◆ TASK DESCRIPTION: The required lines are those that contain "this"; pull them out of the data and copy them.

◆ MATERIAL PROVIDED:

:::::

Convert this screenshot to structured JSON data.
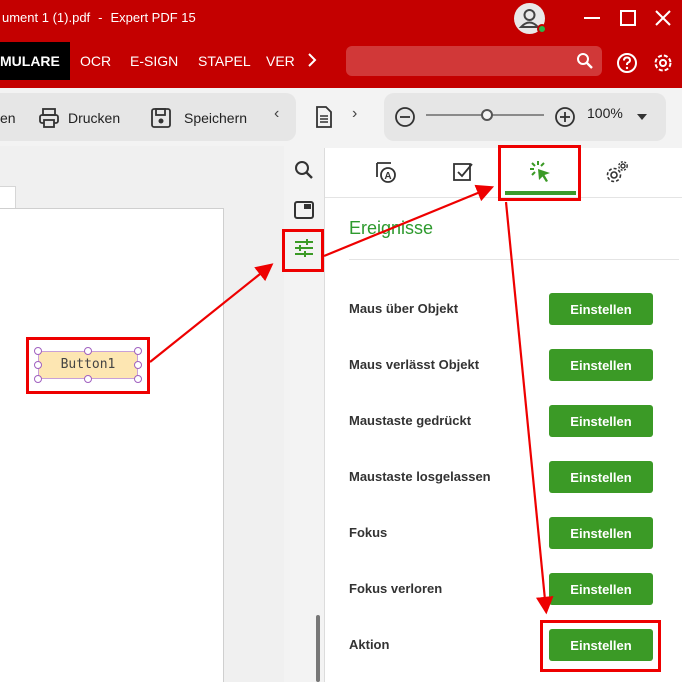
{
  "titlebar": {
    "doc_title": "ument 1 (1).pdf",
    "separator": "-",
    "app_name": "Expert PDF 15"
  },
  "ribbon": {
    "tabs": [
      {
        "label": "MULARE",
        "active": true
      },
      {
        "label": "OCR",
        "active": false
      },
      {
        "label": "E-SIGN",
        "active": false
      },
      {
        "label": "STAPEL",
        "active": false
      },
      {
        "label": "VER",
        "active": false
      }
    ]
  },
  "toolbar": {
    "cut_label": "en",
    "print_label": "Drucken",
    "save_label": "Speichern",
    "zoom": "100%"
  },
  "document": {
    "field_label": "Button1"
  },
  "panel": {
    "title": "Ereignisse",
    "button_label": "Einstellen",
    "events": [
      {
        "label": "Maus über Objekt"
      },
      {
        "label": "Maus verlässt Objekt"
      },
      {
        "label": "Maustaste gedrückt"
      },
      {
        "label": "Maustaste losgelassen"
      },
      {
        "label": "Fokus"
      },
      {
        "label": "Fokus verloren"
      },
      {
        "label": "Aktion"
      }
    ]
  },
  "colors": {
    "brand": "#c40000",
    "accent_green": "#3b9a26",
    "highlight": "#e00000"
  }
}
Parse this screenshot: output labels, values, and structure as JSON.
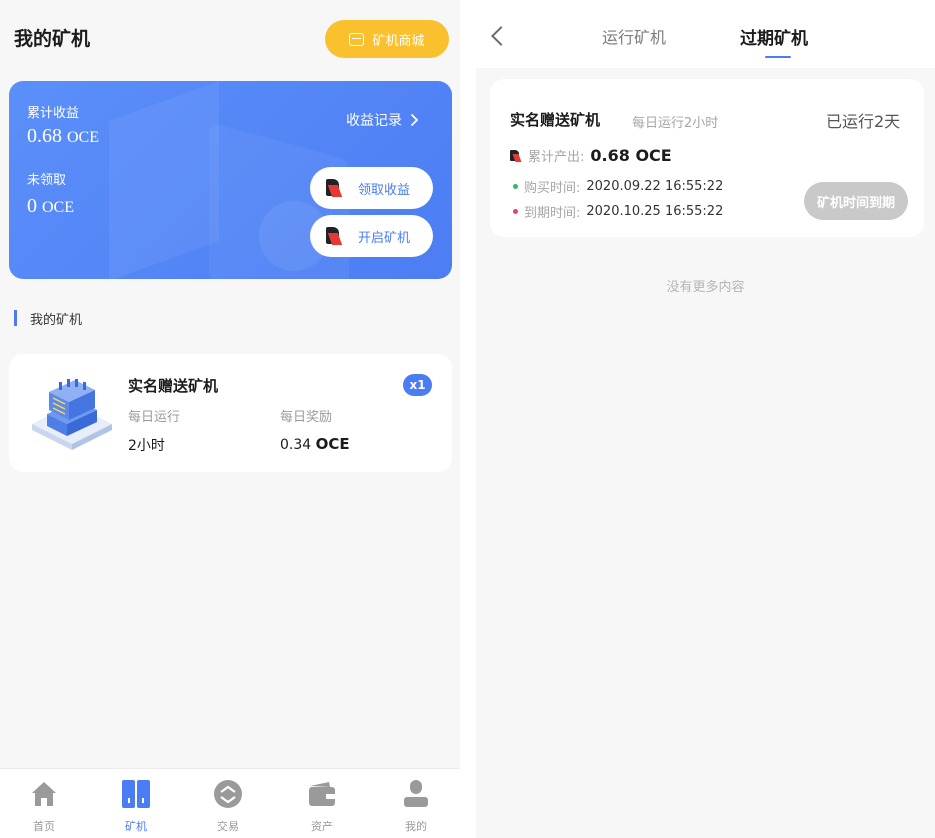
{
  "left": {
    "title": "我的矿机",
    "shop_button": "矿机商城",
    "earnings": {
      "total_label": "累计收益",
      "total_value": "0.68",
      "total_unit": "OCE",
      "unclaimed_label": "未领取",
      "unclaimed_value": "0",
      "unclaimed_unit": "OCE",
      "record_link": "收益记录",
      "claim_button": "领取收益",
      "start_button": "开启矿机"
    },
    "section_title": "我的矿机",
    "miner": {
      "name": "实名赠送矿机",
      "count_badge": "x1",
      "daily_run_label": "每日运行",
      "daily_run_value": "2小时",
      "daily_reward_label": "每日奖励",
      "daily_reward_value": "0.34",
      "daily_reward_unit": "OCE"
    },
    "tabbar": [
      {
        "label": "首页",
        "icon": "home-icon"
      },
      {
        "label": "矿机",
        "icon": "miner-icon"
      },
      {
        "label": "交易",
        "icon": "trade-icon"
      },
      {
        "label": "资产",
        "icon": "wallet-icon"
      },
      {
        "label": "我的",
        "icon": "user-icon"
      }
    ]
  },
  "right": {
    "tabs": [
      "运行矿机",
      "过期矿机"
    ],
    "active_tab": "过期矿机",
    "expired_miner": {
      "name": "实名赠送矿机",
      "daily": "每日运行2小时",
      "ran": "已运行2天",
      "total_label": "累计产出:",
      "total_value": "0.68 OCE",
      "purchase_label": "购买时间:",
      "purchase_value": "2020.09.22 16:55:22",
      "expire_label": "到期时间:",
      "expire_value": "2020.10.25 16:55:22",
      "status_button": "矿机时间到期"
    },
    "no_more": "没有更多内容"
  },
  "colors": {
    "accent": "#4a7cf3",
    "shop": "#fbc02d",
    "green_dot": "#2dbb6a",
    "red_dot": "#e0407a",
    "expired": "#c9c9c9"
  }
}
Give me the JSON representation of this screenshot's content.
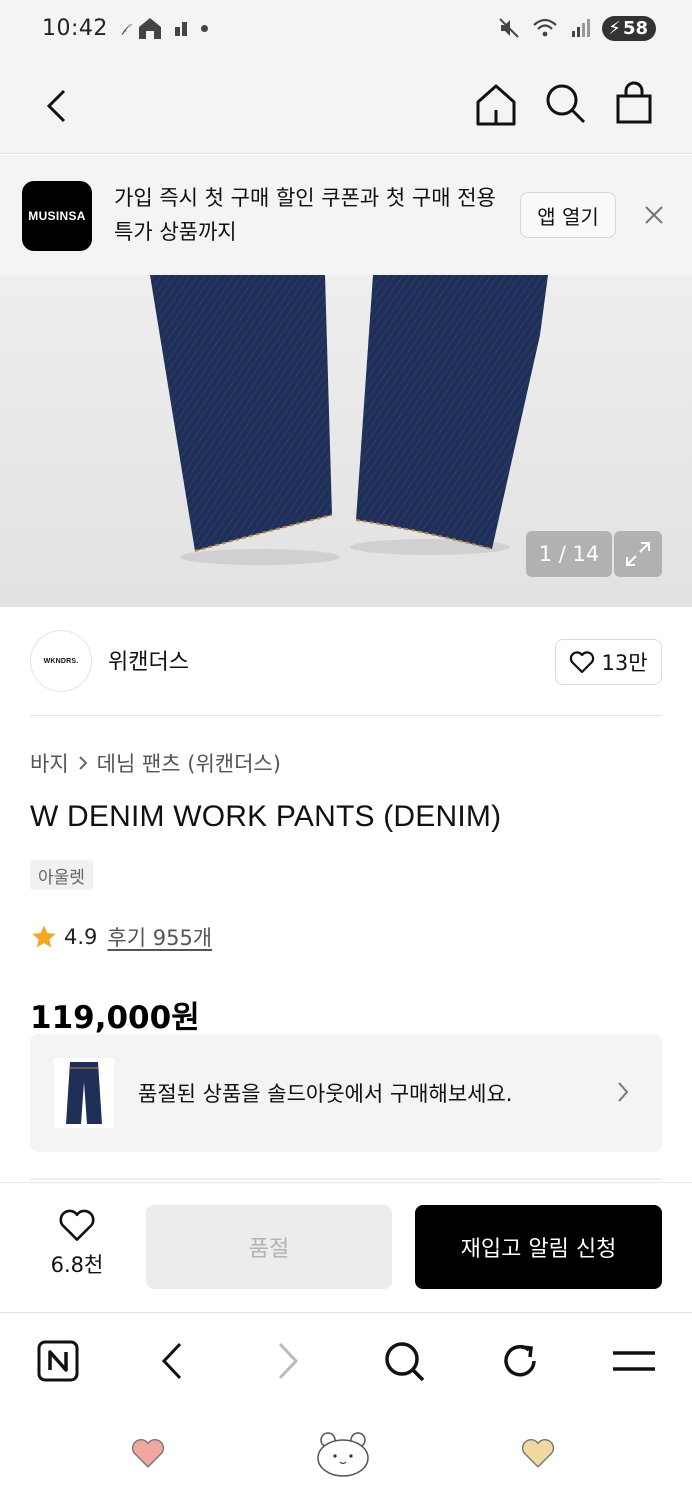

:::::

◆ ANSWER SECTION:
Convert this screenshot to structured JSON data.
Parse this screenshot: output labels, values, and structure as JSON.
Give me the JSON representation of this screenshot's content.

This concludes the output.